Philadelphia could get a better understanding of the impact of various tax breaks and subsidies it hands out to private businesses if a bill introduced in City Council on Thursday becomes law.
The “Subsidy Accountability Bill” was introduced by Councilwoman Helen Gym, who attended her first regular meeting of Council on Thursday, along with four other newly elected Council members. It would require businesses that benefit from special tax reductions at the local or state level to publicly report the total value of the subsidies they receive every year.
The bill would also require reporting on the number and quality of jobs created by businesses that receive subsidies. Subsidized businesses would be required to report the number of people they employ at the beginning and end of the year in which they received the subsidy, as well as for the next five years after receiving the subsidy.

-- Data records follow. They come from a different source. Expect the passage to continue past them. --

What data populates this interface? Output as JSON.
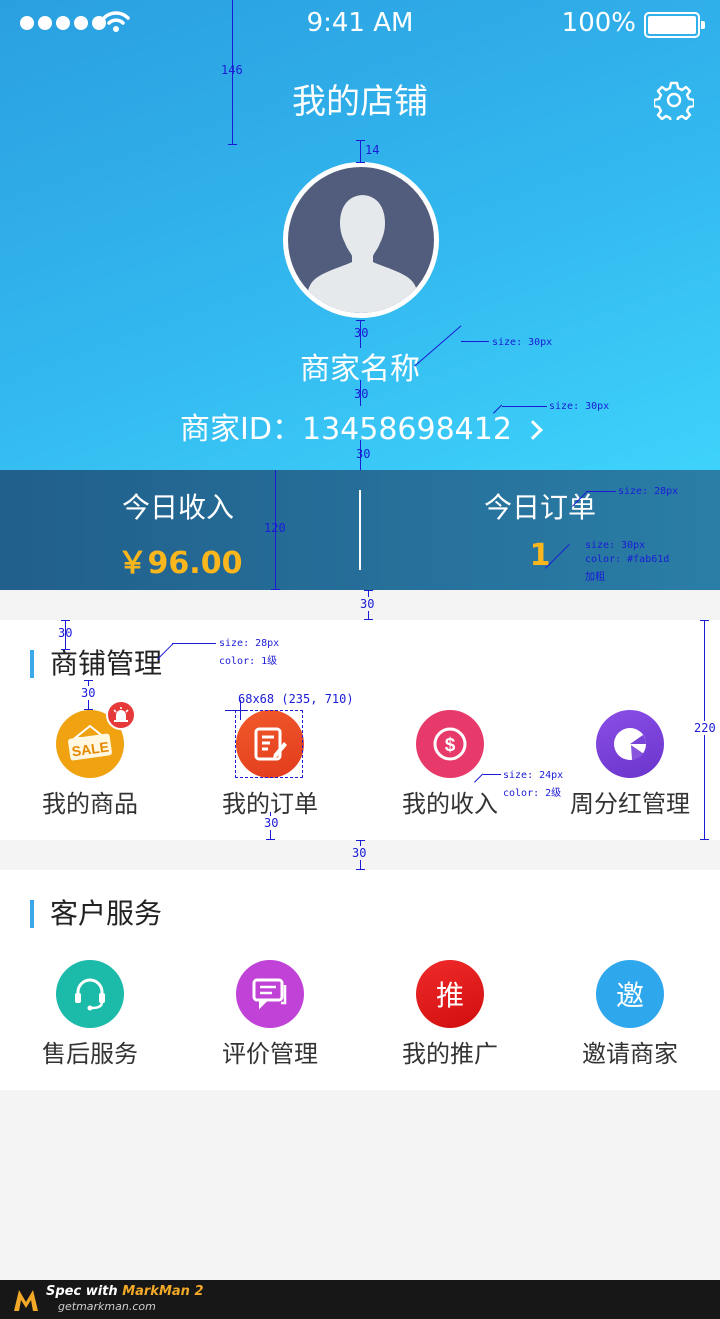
{
  "status_bar": {
    "time": "9:41 AM",
    "battery_percent": "100%"
  },
  "header": {
    "title": "我的店铺",
    "merchant_name": "商家名称",
    "merchant_id_label": "商家ID：",
    "merchant_id": "13458698412"
  },
  "stats": {
    "income_label": "今日收入",
    "income_value": "￥96.00",
    "orders_label": "今日订单",
    "orders_value": "1",
    "value_color": "#fab61d"
  },
  "shop_management": {
    "title": "商铺管理",
    "items": [
      {
        "label": "我的商品",
        "icon": "sale-tag-icon",
        "color": "#f0a211"
      },
      {
        "label": "我的订单",
        "icon": "order-edit-icon",
        "color": "#ee4a23"
      },
      {
        "label": "我的收入",
        "icon": "dollar-icon",
        "color": "#e73a6a"
      },
      {
        "label": "周分红管理",
        "icon": "pie-chart-icon",
        "color": "#7a43d8"
      }
    ]
  },
  "customer_service": {
    "title": "客户服务",
    "items": [
      {
        "label": "售后服务",
        "icon": "headset-icon",
        "color": "#1cbaa9"
      },
      {
        "label": "评价管理",
        "icon": "chat-bubble-icon",
        "color": "#c042d6"
      },
      {
        "label": "我的推广",
        "icon": "promote-icon",
        "glyph": "推",
        "color": "#e51818"
      },
      {
        "label": "邀请商家",
        "icon": "invite-icon",
        "glyph": "邀",
        "color": "#2fa7ec"
      }
    ]
  },
  "annotations": {
    "header_gap": "146",
    "avatar_gap": "14",
    "name_gap": "30",
    "id_gap": "30",
    "stats_gap": "30",
    "stats_height": "120",
    "section_gap": "30",
    "title_left": "30",
    "title_bottom": "30",
    "section_height": "220",
    "label_bottom": "30",
    "section_gap2": "30",
    "name_spec": "size: 30px",
    "id_spec": "size: 30px",
    "orders_label_spec": "size: 28px",
    "orders_value_spec_1": "size: 30px",
    "orders_value_spec_2": "color: #fab61d",
    "orders_value_spec_3": "加粗",
    "title_spec_1": "size: 28px",
    "title_spec_2": "color: 1级",
    "icon_box_spec": "68x68 (235, 710)",
    "label_spec_1": "size: 24px",
    "label_spec_2": "color: 2级"
  },
  "footer": {
    "line1_prefix": "Spec with",
    "line1_brand": "MarkMan 2",
    "line2": "getmarkman.com"
  }
}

They would need to disclose information about compensation and benefits for their employees and the use of independent contractors as well.

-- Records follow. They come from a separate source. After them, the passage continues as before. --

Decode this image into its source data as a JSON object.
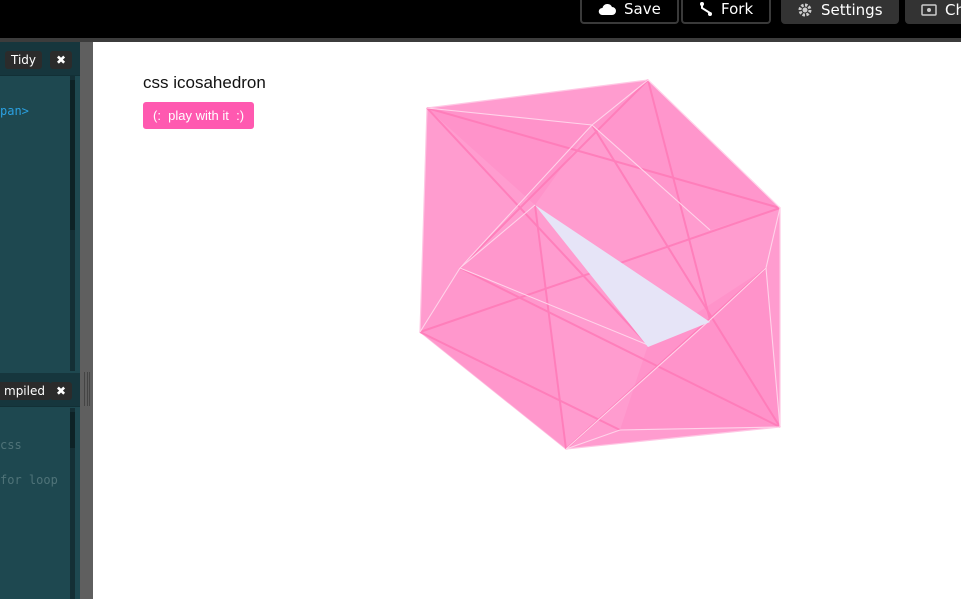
{
  "toolbar": {
    "save_label": "Save",
    "fork_label": "Fork",
    "settings_label": "Settings",
    "change_view_label": "Ch"
  },
  "editor_top": {
    "tidy_label": "Tidy",
    "close_glyph": "✖",
    "code_lines": [
      "pan>"
    ]
  },
  "editor_bottom": {
    "compiled_label": "mpiled",
    "close_glyph": "✖",
    "code_lines": [
      "css",
      "for loop"
    ]
  },
  "preview": {
    "title": "css icosahedron",
    "button_label": "(:  play with it  :)",
    "accent_color": "#ff59b0",
    "face_color": "#ff9ccf",
    "highlight_color": "#e6e4f7"
  }
}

“Every year, businesses are granted tax breaks from the City of Philadelphia but we have no way to evaluate the return on investment,” Gym said in a press release. “This legislation will help us target our limited resources toward businesses that are using these subsidies to grow the local economy and increase good jobs. These annual reports will help us champion businesses that deliver on their promises.”

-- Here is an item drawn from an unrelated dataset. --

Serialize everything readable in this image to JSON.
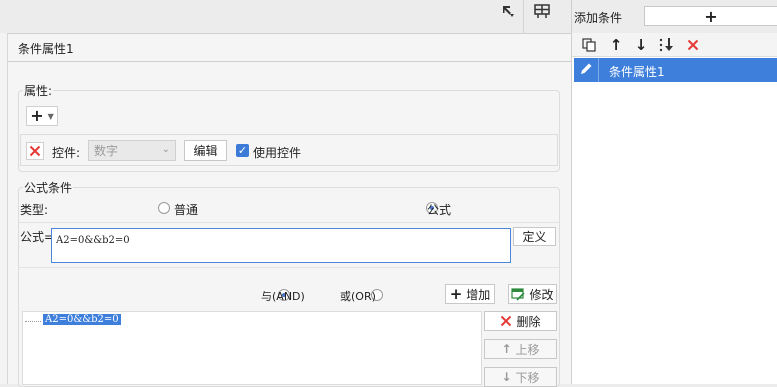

In the press release, Gym cited a 2014 PlanPhilly report describing a dearth of information about the impact of Keystone Opportunity Zones, areas with reduced tax liabilities meant to spur business development, and a report from the Controller’s Office showing that KOZs have cost the city and school district more than $380 million since 1999.
Gym’s bill would apply to businesses receiving a variety of subsidies, including “a reduction in any tax obligation to the City or State” such as Tax Increment Financing packages; local grants, loans and loan guarantees; and properties acquired from the city at below market value. It would not apply to licenses, permits, zoning changes or other non-monetary legislative benefits, or to “by right” subsidies like the 10-year property-tax abatement.
In the future, the bill could apply to companies like Comcast, which received $40 million in state and local subsidies for its second tower in Center City, and to development partnerships like Brook Lenfest’s, which received a $33 million Tax Increment Financing package to build a hotel at 15th and Chestnut.
“We want to be able to track some of the value of what we’re giving out as well as the quality of jobs that we’re receiving,” Gym told PlanPhilly on Thursday. “I don’t think that we’re in a phase anymore where just any job is acceptable for us. We clearly have a living wage standard, we’re enforcing paid sick leave—there are things that we care passionately about as a body that we’re trying to understand a little better.”
A 2013 PlanPhilly report showed that Tax Increment Finance (TIF) districts, which let businesses keep certain increases in property and business taxes and redirect them to the cost of improvements, tend to underperform relative to projections. Most recently, City Council and the School District approved a $55 million TIF package for the redevelopment of the Gallery at Market East.
If Gym’s law were in place at that time, the mall’s owners, PREIT, would have had to disclose the number of employees they had at the beginning and end of the year and how well they were compensated. The company would also have to report whether PREIT—or any subsidiaries or parent companies—had been found in violation of any federal, state, or local laws or regulations in the previous calendar year.
All the information collected would have to be posted online in a searchable, downloadable format.
“Philadelphia’s actually going to enter the late 20th century in terms of subsidy accountability,” said Greg LeRoy, the director of Good Jobs First, a research and advocacy group that tracks corporate subsidies nationwide, on Thursday.
A 2013 report on local subsidies from Good Jobs First showed that Philadelphia was among the largest cities that had no online tracking requirements for special local tax breaks and incentives. LeRoy said that his group’s advocacy for disclosure of state subsidies had coincided with a major increase in the number of states requiring such disclosure, and that Good Jobs First was hoping to inspire the same changes at the local level.
“We know that often as a result of investigative work and organizing around these issues, local governments can become much more transparent,” LeRoy said.
In addition to Keystone Opportunity Zones and Tax Increment Financing, Philadelphia has locally created tax credits for job creation, green roofs, contributions to Community Development Corporations, and other incentives. The Commerce Department makes annual reports about participation in some of these programs, but there is no required, coordinated disclosure of subsidies at the local level.
“What we’re trying to do is get some accuracy to the subsidies that are given,” Gym said on Thursday. “And I think we’ll learn a lot because right now we don’t have anything at all. Not having any information doesn’t seem like it’s good government in any way, shape, or form.”